We are nearing the half way mark of summer.
Do you believe that? Summer is almost half over already! I’ve become increasingly aware of the shortening days. My garden has passed it’s prime and most of the late blooming flowers are in full bloom now. My tomatoes are fruiting, zucchinis are zuking and I figure it’s only a matter of a couple of weeks before we will be hearing the delightful sound of crickets at night as they embark on their mating ritual -- a sign of summer’s grand finale.
I enjoy Autumn so this is an exciting time for me. I love many things about Autumn. I love all seasons but the cooler months are when I feel my best. Years of asthma and seasonal allergies have played a huge roll in fostering this preference. And if this spring and summer are any indication, Jenna will likely develop this same love of Autumn for the relief it brings.
Allergies. Oh how I suffered growing up. They seem to have subsided over the last few years for me. But for the first time, Jenna suffered this summer much like I remember suffering in my youth. She has spent the past three months in a near constant state of nasal congestion, sneezing and mouth-breathing at night, all of which makes for poor sleeps, short tempers, and sucky blood sugars. Just what she needs in addition to being awakened at least once a night for her routine blood sugar checks.
I’m not one for medicating without exhausting other non-pharmaceutical interventions first. But there were a few times this summer I was forced to pull out the pediatric antihistamine medication. It proved to be rather ineffective, but I had to try. She was miserable at times.
So when Jenna was scheduled for a routine pediatrician check-up a couple weeks ago I was sure to mention the trouble she’s been having with environmental allergies this summer, especially after her hgA1c rang in at a solid 8. This is a perfectly acceptable number for Jenna’s age but it has gone up from 7.5 three months prior. I wondered if her allergies are to blame for the rise. Dr. M agreed that this could very well be the culprit. He also agreed that antihistamines can be useless sometimes with some people and recommended nasal irrigation instead.
You read right. Nasal irrigation.
Any time a doc recommends an intervention of some kind that does not involve a pharmaceutical, he or she scores big points with me. But nasal irrigation? For a four year old? Really?! If you aren’t familiar with this procedure, it is the practice of flushing out the nasal cavity with a saline solution and the help of a neti pot, syringe or irrigation bottle.

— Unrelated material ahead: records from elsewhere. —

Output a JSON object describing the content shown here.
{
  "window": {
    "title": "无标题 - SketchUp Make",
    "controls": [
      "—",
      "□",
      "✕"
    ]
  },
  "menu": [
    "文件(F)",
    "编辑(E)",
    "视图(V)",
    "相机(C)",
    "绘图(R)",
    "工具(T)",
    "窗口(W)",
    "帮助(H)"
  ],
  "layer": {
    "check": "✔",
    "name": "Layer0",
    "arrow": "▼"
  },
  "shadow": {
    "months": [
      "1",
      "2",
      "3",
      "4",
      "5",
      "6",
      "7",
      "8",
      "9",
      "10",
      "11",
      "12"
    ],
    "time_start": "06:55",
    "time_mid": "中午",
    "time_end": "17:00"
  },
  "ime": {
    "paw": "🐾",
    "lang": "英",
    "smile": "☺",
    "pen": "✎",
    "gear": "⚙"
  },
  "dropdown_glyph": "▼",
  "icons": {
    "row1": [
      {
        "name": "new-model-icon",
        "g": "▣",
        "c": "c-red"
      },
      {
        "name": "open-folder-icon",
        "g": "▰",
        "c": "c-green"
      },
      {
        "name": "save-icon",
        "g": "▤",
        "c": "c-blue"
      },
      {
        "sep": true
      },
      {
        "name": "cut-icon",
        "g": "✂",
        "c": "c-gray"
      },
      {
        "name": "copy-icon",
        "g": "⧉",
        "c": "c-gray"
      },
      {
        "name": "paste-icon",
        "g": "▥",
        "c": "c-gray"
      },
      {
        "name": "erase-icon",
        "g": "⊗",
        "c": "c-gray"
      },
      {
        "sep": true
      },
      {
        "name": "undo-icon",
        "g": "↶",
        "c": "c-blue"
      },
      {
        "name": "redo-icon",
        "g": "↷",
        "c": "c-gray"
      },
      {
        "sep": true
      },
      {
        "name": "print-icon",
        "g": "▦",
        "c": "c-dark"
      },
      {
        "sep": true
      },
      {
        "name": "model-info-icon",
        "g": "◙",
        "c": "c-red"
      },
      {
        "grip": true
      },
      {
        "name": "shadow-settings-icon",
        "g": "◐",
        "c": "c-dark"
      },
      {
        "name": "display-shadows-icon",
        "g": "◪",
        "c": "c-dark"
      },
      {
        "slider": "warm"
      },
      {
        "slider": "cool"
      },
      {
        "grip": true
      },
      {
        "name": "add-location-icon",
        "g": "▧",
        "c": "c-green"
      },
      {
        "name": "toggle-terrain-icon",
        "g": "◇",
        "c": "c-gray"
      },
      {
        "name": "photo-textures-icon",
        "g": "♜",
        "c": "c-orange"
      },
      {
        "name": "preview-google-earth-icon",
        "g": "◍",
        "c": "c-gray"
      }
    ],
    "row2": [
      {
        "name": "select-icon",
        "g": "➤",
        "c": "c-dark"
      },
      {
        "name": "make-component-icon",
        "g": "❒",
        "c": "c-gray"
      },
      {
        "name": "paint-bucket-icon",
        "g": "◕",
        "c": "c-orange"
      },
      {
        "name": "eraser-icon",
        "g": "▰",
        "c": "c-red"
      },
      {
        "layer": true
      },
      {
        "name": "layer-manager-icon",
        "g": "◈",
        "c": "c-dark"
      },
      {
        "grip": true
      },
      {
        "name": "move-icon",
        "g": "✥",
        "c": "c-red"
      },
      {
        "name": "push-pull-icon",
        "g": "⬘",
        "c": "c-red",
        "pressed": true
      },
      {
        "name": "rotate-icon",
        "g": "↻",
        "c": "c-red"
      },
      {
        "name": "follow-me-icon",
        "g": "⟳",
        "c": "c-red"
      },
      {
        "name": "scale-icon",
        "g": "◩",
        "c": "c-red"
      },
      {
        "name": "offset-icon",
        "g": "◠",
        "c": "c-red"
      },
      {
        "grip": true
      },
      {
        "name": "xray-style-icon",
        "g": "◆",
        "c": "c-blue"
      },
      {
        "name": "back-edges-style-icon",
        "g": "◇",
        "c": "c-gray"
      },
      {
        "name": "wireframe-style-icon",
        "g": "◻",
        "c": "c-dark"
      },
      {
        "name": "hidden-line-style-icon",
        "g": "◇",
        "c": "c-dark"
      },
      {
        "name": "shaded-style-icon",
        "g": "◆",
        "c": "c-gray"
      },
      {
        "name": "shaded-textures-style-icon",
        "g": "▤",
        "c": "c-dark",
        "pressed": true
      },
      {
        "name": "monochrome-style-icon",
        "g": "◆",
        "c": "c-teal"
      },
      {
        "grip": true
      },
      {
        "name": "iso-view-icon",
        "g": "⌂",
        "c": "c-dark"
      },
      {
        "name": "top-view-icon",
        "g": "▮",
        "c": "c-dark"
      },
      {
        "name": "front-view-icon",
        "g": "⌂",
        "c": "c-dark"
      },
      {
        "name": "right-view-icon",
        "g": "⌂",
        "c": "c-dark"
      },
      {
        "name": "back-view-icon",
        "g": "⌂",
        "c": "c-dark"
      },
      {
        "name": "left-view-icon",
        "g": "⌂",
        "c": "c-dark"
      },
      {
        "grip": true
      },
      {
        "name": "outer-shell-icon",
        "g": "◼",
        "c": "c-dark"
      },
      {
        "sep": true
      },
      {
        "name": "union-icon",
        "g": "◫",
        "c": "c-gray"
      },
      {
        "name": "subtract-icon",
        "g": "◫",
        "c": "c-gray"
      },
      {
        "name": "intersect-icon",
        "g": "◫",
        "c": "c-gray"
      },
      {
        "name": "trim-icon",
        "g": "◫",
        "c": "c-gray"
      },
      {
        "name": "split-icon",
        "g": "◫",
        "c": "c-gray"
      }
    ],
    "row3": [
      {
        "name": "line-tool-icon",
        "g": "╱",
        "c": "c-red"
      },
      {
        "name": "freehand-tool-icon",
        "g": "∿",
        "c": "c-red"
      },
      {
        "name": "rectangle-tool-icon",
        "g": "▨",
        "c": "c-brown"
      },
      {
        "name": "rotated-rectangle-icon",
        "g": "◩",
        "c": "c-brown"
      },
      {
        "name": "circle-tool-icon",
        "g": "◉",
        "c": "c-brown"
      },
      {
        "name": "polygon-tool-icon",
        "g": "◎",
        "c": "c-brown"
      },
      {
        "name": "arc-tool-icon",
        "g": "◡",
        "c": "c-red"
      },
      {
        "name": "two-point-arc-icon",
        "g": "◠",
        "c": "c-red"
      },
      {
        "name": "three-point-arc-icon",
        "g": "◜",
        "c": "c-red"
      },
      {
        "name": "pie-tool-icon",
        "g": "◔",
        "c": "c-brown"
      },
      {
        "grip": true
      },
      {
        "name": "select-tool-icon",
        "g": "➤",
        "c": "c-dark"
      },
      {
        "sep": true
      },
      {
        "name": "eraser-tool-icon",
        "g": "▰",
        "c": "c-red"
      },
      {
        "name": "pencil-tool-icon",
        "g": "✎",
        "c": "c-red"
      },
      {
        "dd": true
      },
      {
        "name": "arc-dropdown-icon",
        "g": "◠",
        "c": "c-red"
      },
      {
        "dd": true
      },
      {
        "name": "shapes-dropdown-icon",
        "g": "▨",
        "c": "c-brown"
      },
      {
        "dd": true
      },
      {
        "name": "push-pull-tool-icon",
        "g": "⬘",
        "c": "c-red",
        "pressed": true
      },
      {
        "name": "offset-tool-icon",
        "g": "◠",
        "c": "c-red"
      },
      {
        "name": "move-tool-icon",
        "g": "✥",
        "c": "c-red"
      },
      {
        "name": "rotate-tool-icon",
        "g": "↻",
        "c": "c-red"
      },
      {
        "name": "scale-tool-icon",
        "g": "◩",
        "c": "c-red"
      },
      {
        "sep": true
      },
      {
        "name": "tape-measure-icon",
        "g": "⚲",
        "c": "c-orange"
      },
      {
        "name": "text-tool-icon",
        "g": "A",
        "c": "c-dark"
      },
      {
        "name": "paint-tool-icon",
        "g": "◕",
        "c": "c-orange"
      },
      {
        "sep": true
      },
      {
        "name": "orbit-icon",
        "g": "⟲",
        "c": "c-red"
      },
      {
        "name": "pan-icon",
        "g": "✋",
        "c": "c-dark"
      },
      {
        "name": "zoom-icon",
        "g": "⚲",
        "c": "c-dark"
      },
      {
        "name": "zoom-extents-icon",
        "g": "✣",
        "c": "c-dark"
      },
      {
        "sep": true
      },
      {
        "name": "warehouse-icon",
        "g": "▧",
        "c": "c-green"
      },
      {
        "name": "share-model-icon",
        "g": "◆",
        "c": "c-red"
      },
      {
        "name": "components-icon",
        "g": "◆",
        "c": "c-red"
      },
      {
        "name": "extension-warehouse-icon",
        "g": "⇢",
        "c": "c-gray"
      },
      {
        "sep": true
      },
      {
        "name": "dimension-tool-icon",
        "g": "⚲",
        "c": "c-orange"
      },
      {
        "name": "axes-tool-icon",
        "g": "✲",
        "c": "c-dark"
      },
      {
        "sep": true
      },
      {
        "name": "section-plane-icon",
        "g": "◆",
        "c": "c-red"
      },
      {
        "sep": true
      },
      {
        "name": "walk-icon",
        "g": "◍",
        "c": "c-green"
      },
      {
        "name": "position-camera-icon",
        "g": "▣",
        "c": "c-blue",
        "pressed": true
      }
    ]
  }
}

Now, I personally have performed nasal irrigation on myself many times for allergies and found it to be very effective and, in fact, quite soothing. But it takes some practice to perform it without sucking back the saline solution and sending one’s self sputtering and coughing -- or worse, swallowing a glug or two of the briny rinse. So I had some doubts about whether or not Jenna could master it. I thought that if I could even convince her to try it, she would likely have an unpleasant experience and never want to do it again. But out of desperation I was still willing to give it a go.

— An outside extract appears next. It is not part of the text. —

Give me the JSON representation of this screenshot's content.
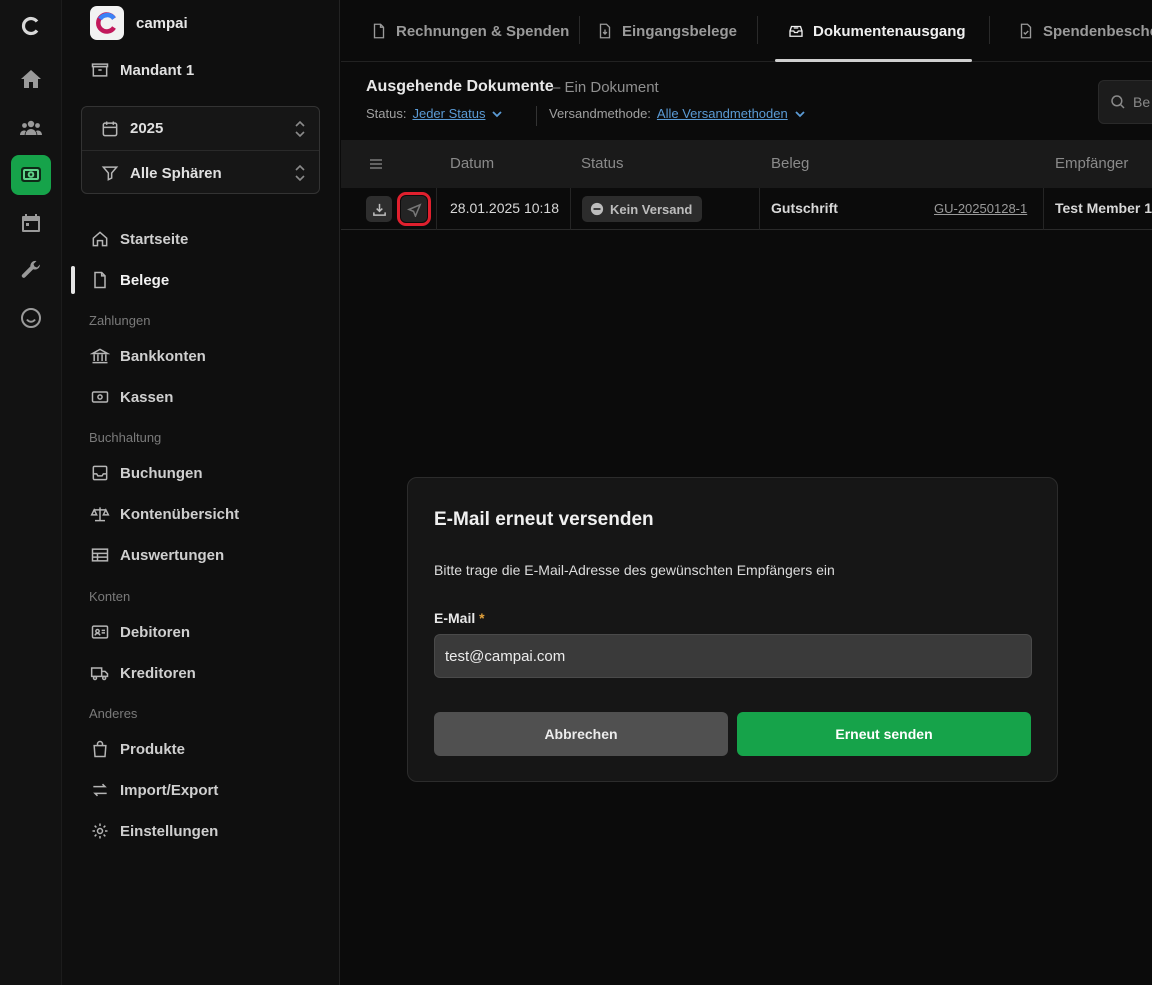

I purchased a pediatric sinus rinse kit and planned a tandem nasal irrigation party at Jenna’s bath time. I reckoned I could demonstrate with my own kit at the bathroom sink as she watched from the tub.
So that’s what I did. And in spite of Jenna and her sister laughing hysterically at me while I irrigated my nose in front of them, Jenna was eager to give it a try. (I admit, I was laughing too and just as an aside, laughing is not recommended while you perform nasal irrigation. Take my word for it.)
Jenna did surprisingly well. She couldn’t quite get the steady stream of solution going in one nostril and coming out the other but she was able to squirt some up each nostril then expel it out again. She repeated this enough times that the irrigation served its purpose and flushed out much of the allergens from her nasal cavity. She had a peaceful sleep that night; it was the first sleep of easy nasal breathing she had had in weeks -- dare I say months.
So now, each bath time I arm her with her bottle of nasal irrigating solution and coach her again on technique. And each time she does wonderfully and enjoys easier breathing afterward.
So, even though I suspect I have ventured dangerously close to “too-much-information” territory, that is what’s been going on in our household this summer -- that and a healthy dose of camping and beach fun.
But I’ll talk about that in another post.